- WHAT THE TASK ASKS:
Check every line below for the word "شهادة" and show those that hold it.
*** SOURCE MATERIAL ***
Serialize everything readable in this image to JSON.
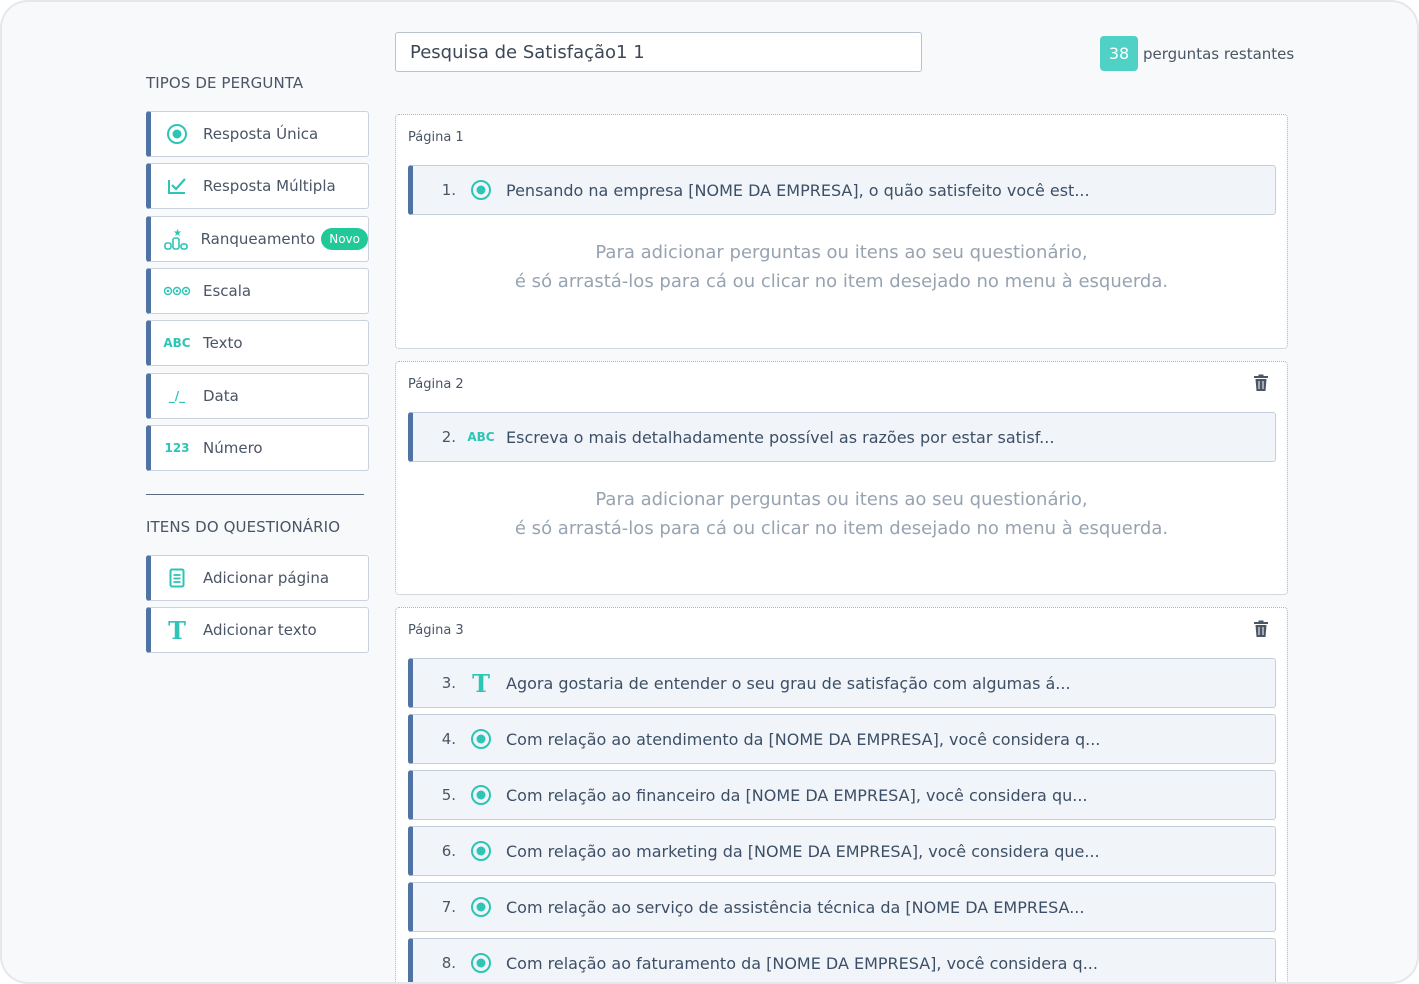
{
  "survey": {
    "title": "Pesquisa de Satisfação1 1",
    "remaining_count": "38",
    "remaining_label": "perguntas restantes"
  },
  "sidebar": {
    "question_types_title": "TIPOS DE PERGUNTA",
    "types": [
      {
        "label": "Resposta Única",
        "icon": "radio-icon"
      },
      {
        "label": "Resposta  Múltipla",
        "icon": "checkbox-icon"
      },
      {
        "label": "Ranqueamento",
        "icon": "ranking-icon",
        "badge": "Novo"
      },
      {
        "label": "Escala",
        "icon": "scale-icon"
      },
      {
        "label": "Texto",
        "icon": "text-abc-icon",
        "icon_text": "ABC"
      },
      {
        "label": "Data",
        "icon": "date-icon",
        "icon_text": "_/_"
      },
      {
        "label": "Número",
        "icon": "number-icon",
        "icon_text": "123"
      }
    ],
    "items_title": "ITENS DO QUESTIONÁRIO",
    "items": [
      {
        "label": "Adicionar página",
        "icon": "page-icon"
      },
      {
        "label": "Adicionar texto",
        "icon": "text-t-icon",
        "icon_text": "T"
      }
    ]
  },
  "hint": {
    "line1": "Para adicionar perguntas ou itens ao seu questionário,",
    "line2": "é só arrastá-los para cá ou clicar no item desejado no menu à esquerda."
  },
  "pages": [
    {
      "label": "Página 1",
      "questions": [
        {
          "num": "1.",
          "type": "radio-icon",
          "text": "Pensando na empresa [NOME DA EMPRESA], o quão satisfeito você est..."
        }
      ]
    },
    {
      "label": "Página 2",
      "questions": [
        {
          "num": "2.",
          "type": "text-abc-icon",
          "icon_text": "ABC",
          "text": "Escreva o mais detalhadamente possível as razões por estar satisf..."
        }
      ]
    },
    {
      "label": "Página 3",
      "questions": [
        {
          "num": "3.",
          "type": "text-t-icon",
          "icon_text": "T",
          "text": "Agora gostaria de entender o seu grau de satisfação com algumas á..."
        },
        {
          "num": "4.",
          "type": "radio-icon",
          "text": "Com relação ao atendimento da [NOME DA EMPRESA], você considera q..."
        },
        {
          "num": "5.",
          "type": "radio-icon",
          "text": "Com relação ao financeiro da [NOME DA EMPRESA], você considera qu..."
        },
        {
          "num": "6.",
          "type": "radio-icon",
          "text": "Com relação ao marketing da [NOME DA EMPRESA], você considera que..."
        },
        {
          "num": "7.",
          "type": "radio-icon",
          "text": "Com relação ao serviço de assistência técnica da [NOME DA EMPRESA..."
        },
        {
          "num": "8.",
          "type": "radio-icon",
          "text": "Com relação ao faturamento da [NOME DA EMPRESA], você considera q..."
        }
      ]
    }
  ],
  "colors": {
    "accent": "#2ec4b6",
    "border_accent": "#4f73a3",
    "badge_new": "#20c997",
    "count_badge": "#4fd1c5"
  }
}
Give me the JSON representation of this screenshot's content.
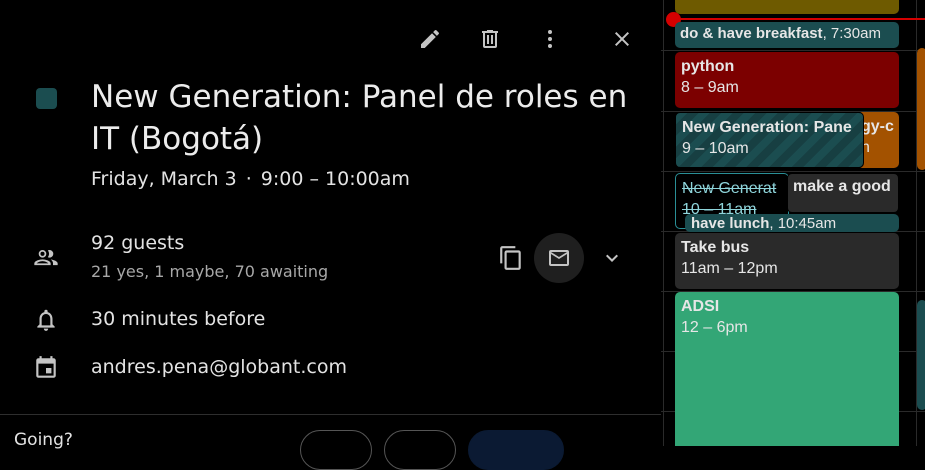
{
  "toolbar": {
    "edit_icon": "pencil-icon",
    "delete_icon": "trash-icon",
    "more_icon": "more-vert-icon",
    "close_icon": "close-icon"
  },
  "event": {
    "color": "#1b4d50",
    "title": "New Generation: Panel de roles en IT (Bogotá)",
    "date": "Friday, March 3",
    "separator": "·",
    "time": "9:00 – 10:00am"
  },
  "guests": {
    "count_label": "92 guests",
    "summary": "21 yes, 1 maybe, 70 awaiting",
    "copy_icon": "copy-icon",
    "email_icon": "mail-icon",
    "expand_icon": "chevron-down-icon"
  },
  "reminder": {
    "label": "30 minutes before",
    "icon": "bell-icon"
  },
  "calendar_owner": {
    "label": "andres.pena@globant.com",
    "icon": "calendar-icon"
  },
  "rsvp": {
    "label": "Going?"
  },
  "day_view": {
    "colors": {
      "now_line": "#d50000",
      "tomato": "#7c0000",
      "teal": "#1b4d50",
      "graphite": "#2a2a2a",
      "sage": "#33a676",
      "tangerine": "#a35200",
      "banana": "#6e5a00"
    },
    "events": [
      {
        "title": "do & have breakfast",
        "time": "7:30am"
      },
      {
        "title": "python",
        "time": "8 – 9am"
      },
      {
        "title": "New Generation: Pane",
        "time": "9 – 10am"
      },
      {
        "title": "gy-c",
        "time": "n"
      },
      {
        "title": "New Generat",
        "time": "10 – 11am"
      },
      {
        "title": "make a good"
      },
      {
        "title": "have lunch",
        "time": "10:45am"
      },
      {
        "title": "Take bus",
        "time": "11am – 12pm"
      },
      {
        "title": "ADSI",
        "time": "12 – 6pm"
      }
    ]
  }
}
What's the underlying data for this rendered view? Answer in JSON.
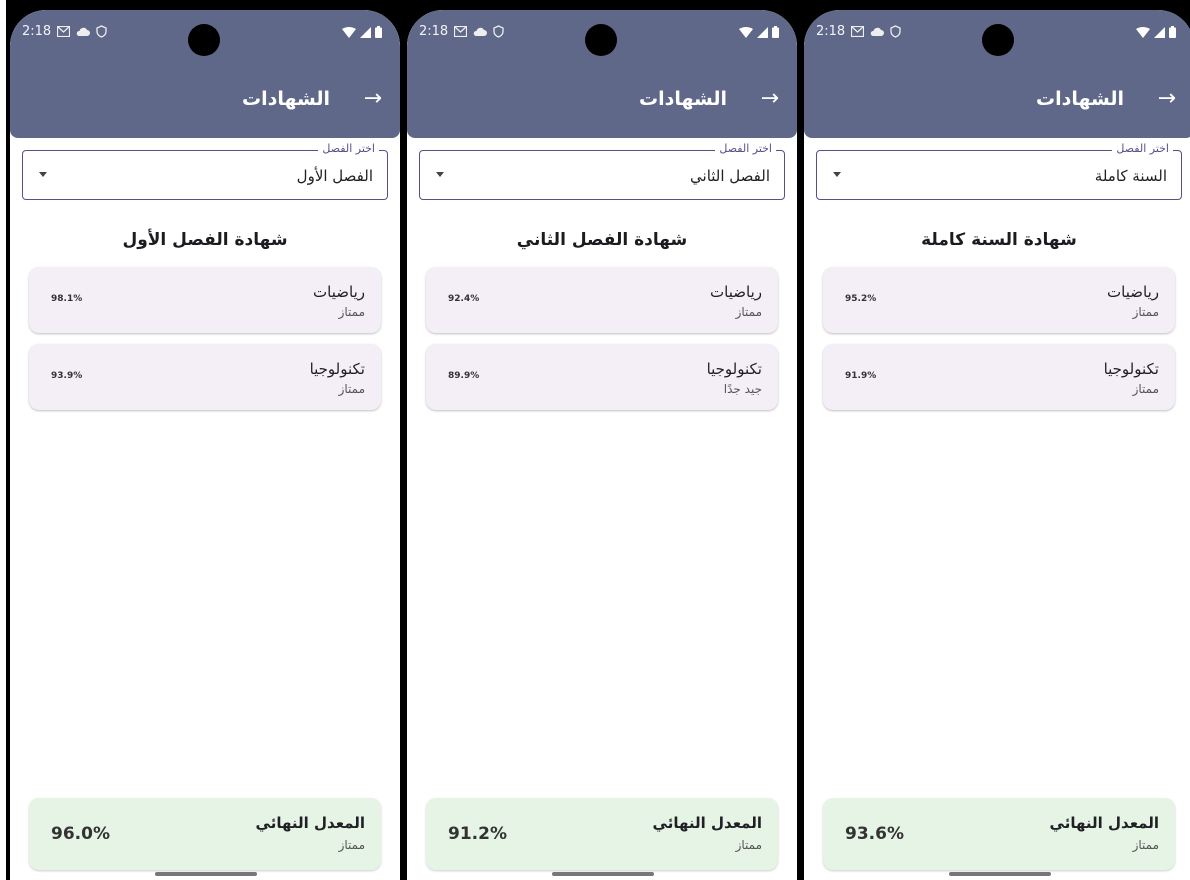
{
  "status_time": "2:18",
  "app_title": "الشهادات",
  "dropdown_label": "اختر الفصل",
  "colors": {
    "appbar": "#5f6888",
    "card": "#f4eff7",
    "final_card": "#e6f4e6",
    "outline": "#5a4d8a"
  },
  "screens": [
    {
      "selected": "الفصل الأول",
      "heading": "شهادة الفصل الأول",
      "subjects": [
        {
          "name": "رياضيات",
          "grade": "ممتاز",
          "percent": "98.1%"
        },
        {
          "name": "تكنولوجيا",
          "grade": "ممتاز",
          "percent": "93.9%"
        }
      ],
      "final": {
        "title": "المعدل النهائي",
        "grade": "ممتاز",
        "percent": "96.0%"
      }
    },
    {
      "selected": "الفصل الثاني",
      "heading": "شهادة الفصل الثاني",
      "subjects": [
        {
          "name": "رياضيات",
          "grade": "ممتاز",
          "percent": "92.4%"
        },
        {
          "name": "تكنولوجيا",
          "grade": "جيد جدًا",
          "percent": "89.9%"
        }
      ],
      "final": {
        "title": "المعدل النهائي",
        "grade": "ممتاز",
        "percent": "91.2%"
      }
    },
    {
      "selected": "السنة كاملة",
      "heading": "شهادة السنة كاملة",
      "subjects": [
        {
          "name": "رياضيات",
          "grade": "ممتاز",
          "percent": "95.2%"
        },
        {
          "name": "تكنولوجيا",
          "grade": "ممتاز",
          "percent": "91.9%"
        }
      ],
      "final": {
        "title": "المعدل النهائي",
        "grade": "ممتاز",
        "percent": "93.6%"
      }
    }
  ]
}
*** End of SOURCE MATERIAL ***
- OUTPUT:
      "heading": "شهادة الفصل الأول",
      "heading": "شهادة الفصل الثاني",
      "heading": "شهادة السنة كاملة",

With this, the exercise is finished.